Idaho — Food and Restaurants
Idaho likes to keep its meals all-American, based around meat and those famous Idaho potatoes. You may be surprised to learn that they even have ice cream in the shape of potatoes and serve some side dishes grilled in potatoes. In the college towns of Pocatello, Idaho Falls, and Boise, there is a decent range of ethnic restaurants, but for the most part menus are classic American. The state is also known for its rainbow trout in season. Bars are easy to find anywhere; especially the college and resort towns, but fanciful nightclubs or big concert venues are another story. Idaho’s nightlife is decidedly sedate, but nearly every meal or beer will feel refreshingly affordable.
Bars and Pubbing in Idaho
There are a lot of bars in Idaho, most of them friendly, unpretentious watering holes. Even in the bigger cities like Boise you’ll be hard-pressed to find a nightclub with a dress code. Instead, enjoy the casual atmosphere of brewpubs like TableRock (705 Fulton Street, Boise) or the Ha’Penny Bridge Pub (855 Broad Street, Boise) for the city’s Irish drinking scene. Boise is also home to the country’s first distillery micropub, Bardenay (610 Grove Street, Boise) which makes its own gin, rum, and other alcohol.
Ketchum and Sun Valley also have lively little bar scenes thanks to the skiers and other tourists who flow steadily through these areas. The funky Casino Club (220 N. Main Street, Ketchum) was once a favorite of Ernest Hemingway, while the Roosevelt Tavern (280 N. Main Street, Ketchum) is more representative of a typical Idaho tavern. Most bars serve food and many offer live music.
Coeur d’Alene Brewing (209 Lakeside Ave, Coeur d’Alene) is another fine example of mixing drinking and pub grub in a casual atmosphere. You are more likely to find straight up bars in the college towns of Moscow, Idaho Falls, and Pocatello, where the closing time is 2:00 a.m.. Bars in quieter towns usually have last call around 1:00 a.m..
Dining and Cuisine in Idaho
There aren’t many culinary surprises in Idaho. Boise and Sun Valley present a few fine dining venues in the state, and they are very good.
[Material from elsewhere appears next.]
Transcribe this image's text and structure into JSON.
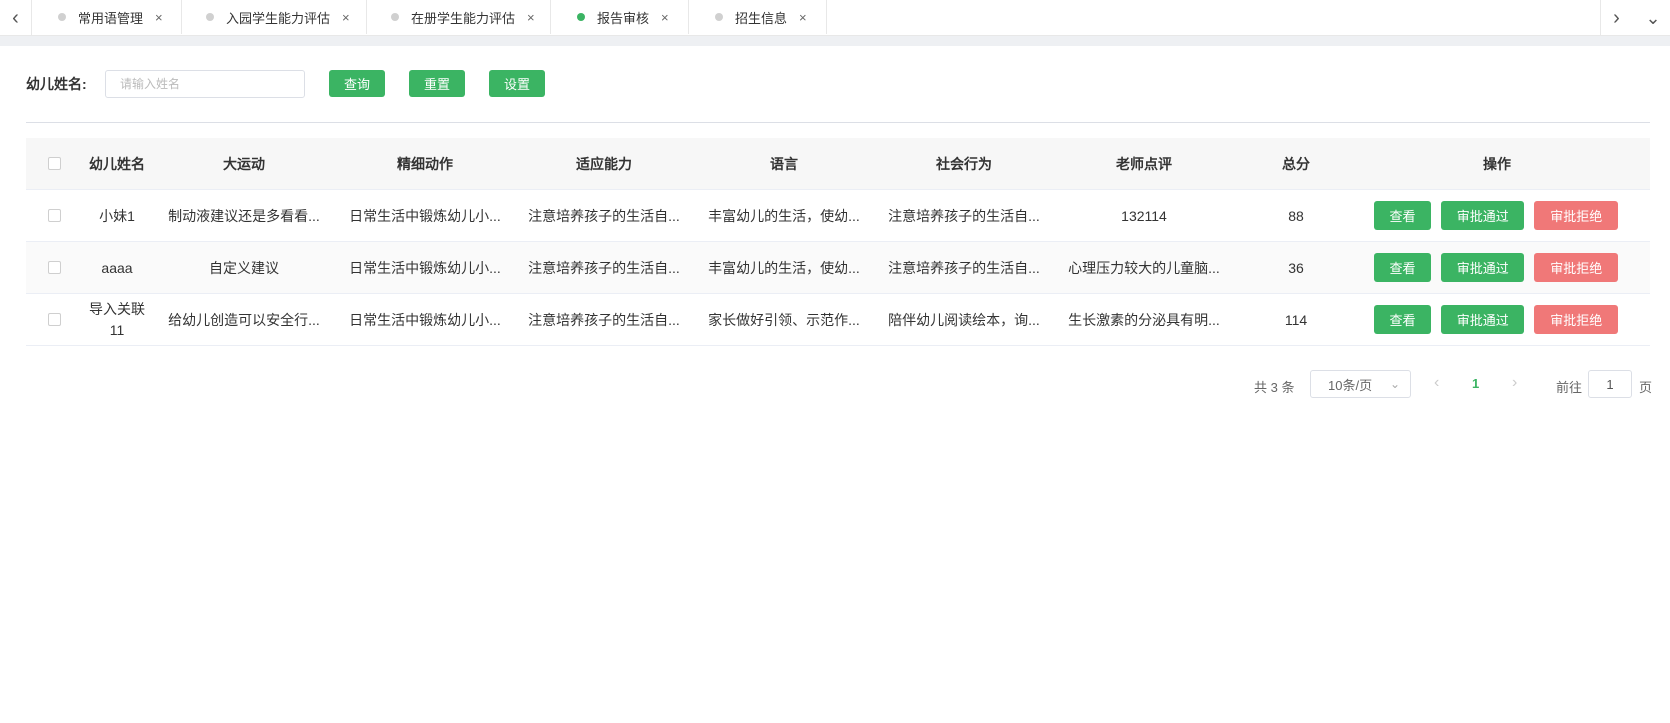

Mortimer’s Idaho Cuisine (110 S. 5th Street, Boise), Barbacoa (276 Bobwhite Court, Boise), and Epi’s Basque Restaurant (1115 N. Main Street, Meridien, Boise) are all well-established upscale restaurants in Boise.
But what they’re known for is plenty of casual fare on tap in Boise’s lively downtown core. Cafés like the 8th Street Wine Café (405 S. 8th Street, Boise) have reliable food and a solid wine list. For breakfast, follow the locals to Goldy’s (108 S. Capitol Blvd, Boise). Ketchum and Sun Valley have several eating options, all of them typical steak and potato joints. The Pioneer Saloon (308 N. Main Street, Ketchum) and the Sawtooth Club (231 N. Main Street, Ketchum) are two long-standing favorites.
Coeur d’Alene Resort’s fine dining restaurant Beverly’s (Coeur d’Alene Resort) is a place where you need to dress up, make a reservation, and prepare to spend. The views over the lake and its creative Northwest cuisine menu make it worthwhile. Brix (317 Sherman Ave, Coeur d’Alene) is another trendy spot in this quaint town featuring a New American menu that changes often.